Here we see Ray Keech going for the World Land Speed Record at Daytona at the wheel of the White-Triplex Special, possibly the largest capacity, piston-engined car ever constructed.
Purpose built by Philadelphia businessman J.H.White, it had three V/12 Liberty engines, one in the front and two side-by-side in the back, giving a total engine capacity of 81-litres! Making the White-Triplex Special possibly the largest capacity, piston-engined car ever constructed. These were in turn mounted on a giant ladder chassis, and covered with a simple, but graceful “aerodynamic” bodywork.
Ray Keech, a winner of the Indianapolis 500 winner, was one of America’s favourite drivers at that time, and employed by J.H.White on a purely professional basis. The car though, was as monstrous to drive as it looked. And Ray found it a difficult outfit to control at the best of Times. But coupled with being hospitalised after getting scalded by a burst water pipe, seriously burnt by flames leaking from a front exhaust pipe, and, on one occasion, flying, 81-litres-and-all, for over 50-feet after hitting a pot hole, he came close to telling White that he could park his so-called car in his commodious back lot!

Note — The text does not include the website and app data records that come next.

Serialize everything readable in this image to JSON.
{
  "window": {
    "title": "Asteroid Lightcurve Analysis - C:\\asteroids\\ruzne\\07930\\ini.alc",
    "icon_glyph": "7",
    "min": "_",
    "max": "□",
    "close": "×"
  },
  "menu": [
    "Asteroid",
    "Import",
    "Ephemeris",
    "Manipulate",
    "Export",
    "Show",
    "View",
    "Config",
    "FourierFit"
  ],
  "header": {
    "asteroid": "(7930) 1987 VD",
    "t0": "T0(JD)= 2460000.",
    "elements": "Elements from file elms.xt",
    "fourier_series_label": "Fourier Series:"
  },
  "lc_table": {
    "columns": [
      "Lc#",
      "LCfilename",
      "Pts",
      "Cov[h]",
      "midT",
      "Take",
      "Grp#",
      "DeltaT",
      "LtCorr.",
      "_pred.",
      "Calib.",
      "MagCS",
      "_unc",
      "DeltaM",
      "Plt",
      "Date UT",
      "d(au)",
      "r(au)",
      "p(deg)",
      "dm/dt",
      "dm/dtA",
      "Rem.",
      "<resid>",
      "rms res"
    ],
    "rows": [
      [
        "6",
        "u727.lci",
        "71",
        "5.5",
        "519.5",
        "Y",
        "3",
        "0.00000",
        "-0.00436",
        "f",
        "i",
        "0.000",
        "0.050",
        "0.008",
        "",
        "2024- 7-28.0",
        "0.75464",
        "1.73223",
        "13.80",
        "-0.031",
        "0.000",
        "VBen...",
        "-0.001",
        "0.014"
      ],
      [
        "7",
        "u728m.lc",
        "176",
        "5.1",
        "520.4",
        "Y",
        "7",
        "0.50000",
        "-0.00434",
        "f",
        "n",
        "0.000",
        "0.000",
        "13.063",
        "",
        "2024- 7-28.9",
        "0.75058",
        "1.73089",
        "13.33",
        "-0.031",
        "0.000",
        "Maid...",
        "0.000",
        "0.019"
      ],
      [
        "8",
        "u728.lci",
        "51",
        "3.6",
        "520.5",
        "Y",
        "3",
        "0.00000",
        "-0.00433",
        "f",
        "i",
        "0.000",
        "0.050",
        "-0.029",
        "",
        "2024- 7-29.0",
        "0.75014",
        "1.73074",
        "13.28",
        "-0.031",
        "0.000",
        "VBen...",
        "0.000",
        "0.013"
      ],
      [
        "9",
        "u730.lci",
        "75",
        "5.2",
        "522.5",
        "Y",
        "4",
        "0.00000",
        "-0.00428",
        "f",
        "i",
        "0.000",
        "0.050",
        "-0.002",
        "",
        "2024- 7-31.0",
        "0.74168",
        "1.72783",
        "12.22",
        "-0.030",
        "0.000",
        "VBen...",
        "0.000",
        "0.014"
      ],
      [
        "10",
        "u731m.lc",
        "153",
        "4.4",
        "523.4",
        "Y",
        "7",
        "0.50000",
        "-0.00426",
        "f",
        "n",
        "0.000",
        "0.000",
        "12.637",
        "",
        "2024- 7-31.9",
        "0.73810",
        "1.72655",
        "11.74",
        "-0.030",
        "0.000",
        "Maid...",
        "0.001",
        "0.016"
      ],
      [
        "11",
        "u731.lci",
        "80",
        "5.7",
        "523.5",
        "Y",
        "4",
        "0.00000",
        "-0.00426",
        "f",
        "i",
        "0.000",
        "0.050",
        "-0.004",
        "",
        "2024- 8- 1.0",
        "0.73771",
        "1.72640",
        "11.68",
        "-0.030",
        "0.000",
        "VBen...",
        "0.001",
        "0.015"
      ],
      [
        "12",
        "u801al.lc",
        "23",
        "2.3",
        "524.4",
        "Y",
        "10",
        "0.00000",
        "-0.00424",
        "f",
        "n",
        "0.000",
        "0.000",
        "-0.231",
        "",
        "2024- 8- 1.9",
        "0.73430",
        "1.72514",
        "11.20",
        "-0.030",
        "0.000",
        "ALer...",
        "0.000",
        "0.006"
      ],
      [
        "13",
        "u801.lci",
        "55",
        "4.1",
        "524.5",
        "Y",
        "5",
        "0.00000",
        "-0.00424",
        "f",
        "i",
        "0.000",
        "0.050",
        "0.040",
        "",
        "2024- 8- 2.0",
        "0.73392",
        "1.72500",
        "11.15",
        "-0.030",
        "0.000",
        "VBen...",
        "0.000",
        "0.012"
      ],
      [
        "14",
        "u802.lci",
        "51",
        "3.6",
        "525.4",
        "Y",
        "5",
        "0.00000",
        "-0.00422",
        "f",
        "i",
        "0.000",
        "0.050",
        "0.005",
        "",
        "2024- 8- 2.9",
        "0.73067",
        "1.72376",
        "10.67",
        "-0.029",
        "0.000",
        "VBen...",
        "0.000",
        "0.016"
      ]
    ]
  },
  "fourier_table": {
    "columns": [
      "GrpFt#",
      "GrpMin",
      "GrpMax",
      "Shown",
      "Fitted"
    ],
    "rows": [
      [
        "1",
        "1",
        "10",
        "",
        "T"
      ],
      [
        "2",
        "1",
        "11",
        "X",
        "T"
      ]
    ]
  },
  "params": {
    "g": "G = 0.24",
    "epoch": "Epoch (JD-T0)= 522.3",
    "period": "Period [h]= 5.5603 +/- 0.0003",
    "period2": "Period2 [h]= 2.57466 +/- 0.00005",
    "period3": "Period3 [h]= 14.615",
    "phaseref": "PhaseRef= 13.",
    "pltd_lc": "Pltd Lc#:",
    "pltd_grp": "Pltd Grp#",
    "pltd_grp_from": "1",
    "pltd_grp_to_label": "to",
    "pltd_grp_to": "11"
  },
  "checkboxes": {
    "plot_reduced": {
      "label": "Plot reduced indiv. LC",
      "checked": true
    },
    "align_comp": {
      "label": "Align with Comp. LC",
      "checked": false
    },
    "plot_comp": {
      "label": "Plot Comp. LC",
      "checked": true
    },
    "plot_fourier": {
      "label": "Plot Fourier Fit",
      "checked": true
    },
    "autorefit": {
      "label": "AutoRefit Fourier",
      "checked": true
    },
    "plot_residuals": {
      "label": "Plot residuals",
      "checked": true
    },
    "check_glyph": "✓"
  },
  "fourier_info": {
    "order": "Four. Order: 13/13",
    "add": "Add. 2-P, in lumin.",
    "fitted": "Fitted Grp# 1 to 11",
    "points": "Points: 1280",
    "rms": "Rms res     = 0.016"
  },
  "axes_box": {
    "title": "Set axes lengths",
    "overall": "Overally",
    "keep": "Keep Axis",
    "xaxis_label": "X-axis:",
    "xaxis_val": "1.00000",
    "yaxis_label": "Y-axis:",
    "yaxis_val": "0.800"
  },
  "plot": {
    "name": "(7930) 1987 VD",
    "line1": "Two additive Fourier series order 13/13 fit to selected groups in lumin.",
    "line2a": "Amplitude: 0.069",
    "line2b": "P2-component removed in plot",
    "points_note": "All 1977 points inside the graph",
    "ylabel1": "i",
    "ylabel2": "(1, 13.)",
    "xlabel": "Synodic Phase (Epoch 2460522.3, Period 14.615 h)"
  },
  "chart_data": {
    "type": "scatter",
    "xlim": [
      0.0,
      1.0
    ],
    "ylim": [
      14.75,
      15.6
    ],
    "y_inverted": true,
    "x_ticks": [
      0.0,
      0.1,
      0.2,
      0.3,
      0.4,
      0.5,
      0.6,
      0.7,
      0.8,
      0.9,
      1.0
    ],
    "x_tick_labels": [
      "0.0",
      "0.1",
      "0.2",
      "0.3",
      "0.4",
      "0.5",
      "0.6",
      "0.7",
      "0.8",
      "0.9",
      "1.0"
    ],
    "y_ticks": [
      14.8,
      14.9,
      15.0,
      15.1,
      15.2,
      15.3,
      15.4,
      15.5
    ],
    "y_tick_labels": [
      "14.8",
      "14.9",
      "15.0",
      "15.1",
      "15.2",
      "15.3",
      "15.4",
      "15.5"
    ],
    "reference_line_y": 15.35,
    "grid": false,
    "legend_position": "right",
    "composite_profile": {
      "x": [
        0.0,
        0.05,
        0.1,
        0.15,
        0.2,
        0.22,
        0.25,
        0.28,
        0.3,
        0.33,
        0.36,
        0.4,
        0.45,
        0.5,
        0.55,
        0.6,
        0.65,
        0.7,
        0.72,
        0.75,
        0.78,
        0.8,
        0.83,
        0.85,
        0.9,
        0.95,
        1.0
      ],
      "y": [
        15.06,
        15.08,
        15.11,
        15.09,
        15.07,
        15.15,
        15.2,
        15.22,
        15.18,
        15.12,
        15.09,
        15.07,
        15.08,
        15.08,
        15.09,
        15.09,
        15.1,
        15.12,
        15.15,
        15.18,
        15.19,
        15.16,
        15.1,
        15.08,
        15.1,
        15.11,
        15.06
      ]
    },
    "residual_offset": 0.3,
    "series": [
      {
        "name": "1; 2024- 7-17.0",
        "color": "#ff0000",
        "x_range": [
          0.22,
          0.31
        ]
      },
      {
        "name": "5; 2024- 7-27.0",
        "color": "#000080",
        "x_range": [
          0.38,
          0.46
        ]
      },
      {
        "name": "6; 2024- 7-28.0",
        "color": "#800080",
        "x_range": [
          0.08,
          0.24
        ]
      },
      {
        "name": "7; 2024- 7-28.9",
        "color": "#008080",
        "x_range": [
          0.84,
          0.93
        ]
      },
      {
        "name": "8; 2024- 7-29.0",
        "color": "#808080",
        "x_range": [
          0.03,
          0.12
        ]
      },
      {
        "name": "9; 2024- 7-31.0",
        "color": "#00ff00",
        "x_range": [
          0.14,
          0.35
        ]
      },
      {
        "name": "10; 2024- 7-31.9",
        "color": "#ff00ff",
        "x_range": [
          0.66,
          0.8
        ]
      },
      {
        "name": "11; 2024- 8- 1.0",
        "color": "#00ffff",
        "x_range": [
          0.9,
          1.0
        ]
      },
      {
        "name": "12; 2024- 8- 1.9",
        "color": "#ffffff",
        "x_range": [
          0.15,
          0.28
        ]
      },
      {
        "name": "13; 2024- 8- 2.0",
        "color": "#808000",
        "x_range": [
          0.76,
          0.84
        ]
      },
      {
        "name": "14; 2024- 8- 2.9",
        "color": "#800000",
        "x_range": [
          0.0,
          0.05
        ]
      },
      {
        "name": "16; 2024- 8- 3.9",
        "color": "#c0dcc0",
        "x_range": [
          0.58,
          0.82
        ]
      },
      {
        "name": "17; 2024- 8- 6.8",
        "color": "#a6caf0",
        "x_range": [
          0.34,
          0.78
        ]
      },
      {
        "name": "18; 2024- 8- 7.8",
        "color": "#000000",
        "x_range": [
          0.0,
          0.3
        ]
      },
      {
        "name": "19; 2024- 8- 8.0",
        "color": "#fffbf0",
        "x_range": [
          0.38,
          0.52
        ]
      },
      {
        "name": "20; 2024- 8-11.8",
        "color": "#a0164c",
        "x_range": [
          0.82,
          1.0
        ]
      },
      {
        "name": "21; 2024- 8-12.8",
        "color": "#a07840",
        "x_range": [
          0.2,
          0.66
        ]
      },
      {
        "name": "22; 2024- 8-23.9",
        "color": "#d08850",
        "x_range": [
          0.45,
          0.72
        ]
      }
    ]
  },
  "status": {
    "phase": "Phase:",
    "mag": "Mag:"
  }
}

However the record fell, setting the new mark at 207.55 mph and Ray went home a happy, but significantly wiser, man.
Twelve months later, Sir Henry Segrave had made a small improvement to the record, and old J.H. felt compelled to unholster his mighty beast and give it another go.
Ray Keech was called-up and offered a second chance at fortune and glory. His response was short and to the point. But basically, he felt he’d get far more benefit from pursuing other options, ANY other options.
And when Ray Keech, regarded as one of the finest drivers in the country, wouldn’t drive it, other’s took that as a warning worth taking on board. And Mr White found himself unable to acquire a firm hand to grip his tiller.
That was until his Chief Mechanic, Lee Bible, expressed an interest.
Lee had no previous experience at all of this sort of stuff. But he knew the car as well as anyone and saw it as a golden opportunity to make his mark in the World.
On the day of the record attempt, Lee informed a reporter that this was going be the “best day of my life”. A statement that, in retrospect, he would probably want to thoroughly reconsider. Half-way through his run he was to suddenly able to find himself clearly understand and confirming completely Ray Keech’s lack of confidence in the White-Triplex Special.
The barrel-roll that followed certainly left the required mark in the World, but it did nothing for his record chances and simply led to a text-book display of how such flamboyant behaviour may so easily result in one’s personal dust allocation becoming substantially and with finite implications...bitten!